Instructions for the task:
All lines containing the string "EMBEDDINGS" must be copied from the entries.

===== Task material =====

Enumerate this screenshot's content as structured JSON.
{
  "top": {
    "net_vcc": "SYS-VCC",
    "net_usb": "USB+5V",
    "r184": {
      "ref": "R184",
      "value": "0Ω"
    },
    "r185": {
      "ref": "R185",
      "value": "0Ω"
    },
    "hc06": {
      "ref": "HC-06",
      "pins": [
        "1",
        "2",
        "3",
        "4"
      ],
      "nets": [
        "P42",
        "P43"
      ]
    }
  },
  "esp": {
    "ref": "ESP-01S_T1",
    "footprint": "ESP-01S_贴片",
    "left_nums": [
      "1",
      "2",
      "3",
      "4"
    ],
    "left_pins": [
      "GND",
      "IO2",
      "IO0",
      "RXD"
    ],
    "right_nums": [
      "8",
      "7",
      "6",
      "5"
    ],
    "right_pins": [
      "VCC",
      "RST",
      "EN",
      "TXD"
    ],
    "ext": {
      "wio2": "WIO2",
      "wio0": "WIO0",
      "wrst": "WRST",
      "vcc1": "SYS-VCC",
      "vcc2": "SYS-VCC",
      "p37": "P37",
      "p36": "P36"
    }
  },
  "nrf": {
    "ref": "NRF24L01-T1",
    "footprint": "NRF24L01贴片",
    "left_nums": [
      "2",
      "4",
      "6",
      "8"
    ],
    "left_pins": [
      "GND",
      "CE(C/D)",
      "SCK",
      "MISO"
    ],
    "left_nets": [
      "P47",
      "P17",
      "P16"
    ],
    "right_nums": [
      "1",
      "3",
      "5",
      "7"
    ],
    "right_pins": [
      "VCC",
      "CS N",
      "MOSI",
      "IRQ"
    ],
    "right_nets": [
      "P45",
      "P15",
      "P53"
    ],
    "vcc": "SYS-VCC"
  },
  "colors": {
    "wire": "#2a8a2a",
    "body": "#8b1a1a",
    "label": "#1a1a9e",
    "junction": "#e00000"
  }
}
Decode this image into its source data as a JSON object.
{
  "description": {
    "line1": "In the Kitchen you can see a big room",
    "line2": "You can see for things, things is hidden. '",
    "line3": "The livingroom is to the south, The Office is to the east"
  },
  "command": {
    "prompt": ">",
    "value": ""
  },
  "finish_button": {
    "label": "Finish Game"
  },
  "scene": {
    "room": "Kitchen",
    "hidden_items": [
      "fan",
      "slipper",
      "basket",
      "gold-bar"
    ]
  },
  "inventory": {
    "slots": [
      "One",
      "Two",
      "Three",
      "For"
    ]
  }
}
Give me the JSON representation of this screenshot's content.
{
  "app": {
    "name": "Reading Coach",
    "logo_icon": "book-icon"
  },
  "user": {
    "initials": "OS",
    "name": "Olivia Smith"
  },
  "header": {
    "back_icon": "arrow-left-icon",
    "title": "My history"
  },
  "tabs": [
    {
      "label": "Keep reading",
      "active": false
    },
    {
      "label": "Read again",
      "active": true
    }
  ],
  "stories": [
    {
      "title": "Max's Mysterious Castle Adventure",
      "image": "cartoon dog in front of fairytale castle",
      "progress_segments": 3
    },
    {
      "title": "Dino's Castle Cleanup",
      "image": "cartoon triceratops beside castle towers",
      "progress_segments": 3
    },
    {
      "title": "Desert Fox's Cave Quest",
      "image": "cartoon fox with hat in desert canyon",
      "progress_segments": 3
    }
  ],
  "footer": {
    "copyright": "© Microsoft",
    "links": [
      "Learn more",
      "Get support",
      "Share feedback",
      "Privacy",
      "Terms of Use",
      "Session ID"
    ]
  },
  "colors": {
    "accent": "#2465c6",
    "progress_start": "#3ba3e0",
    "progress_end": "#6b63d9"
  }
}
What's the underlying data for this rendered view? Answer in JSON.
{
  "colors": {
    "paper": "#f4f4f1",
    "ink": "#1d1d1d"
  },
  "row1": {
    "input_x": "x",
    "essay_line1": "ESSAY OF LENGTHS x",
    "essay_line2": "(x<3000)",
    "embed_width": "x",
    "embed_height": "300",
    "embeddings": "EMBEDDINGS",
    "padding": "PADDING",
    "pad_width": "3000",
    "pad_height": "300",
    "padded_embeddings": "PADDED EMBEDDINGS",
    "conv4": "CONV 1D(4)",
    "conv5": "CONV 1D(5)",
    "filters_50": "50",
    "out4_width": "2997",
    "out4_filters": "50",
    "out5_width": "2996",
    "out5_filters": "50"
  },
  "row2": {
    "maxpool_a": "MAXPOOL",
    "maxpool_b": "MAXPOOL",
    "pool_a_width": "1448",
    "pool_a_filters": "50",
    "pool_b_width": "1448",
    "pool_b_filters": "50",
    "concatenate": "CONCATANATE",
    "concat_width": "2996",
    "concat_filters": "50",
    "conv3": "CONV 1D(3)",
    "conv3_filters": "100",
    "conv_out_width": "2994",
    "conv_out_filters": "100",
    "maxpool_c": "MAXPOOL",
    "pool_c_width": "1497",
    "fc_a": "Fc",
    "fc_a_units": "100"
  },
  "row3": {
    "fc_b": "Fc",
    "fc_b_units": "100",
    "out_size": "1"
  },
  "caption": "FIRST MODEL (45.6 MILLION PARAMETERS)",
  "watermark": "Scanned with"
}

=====

Task solution:
    "embeddings": "EMBEDDINGS",
    "padded_embeddings": "PADDED EMBEDDINGS",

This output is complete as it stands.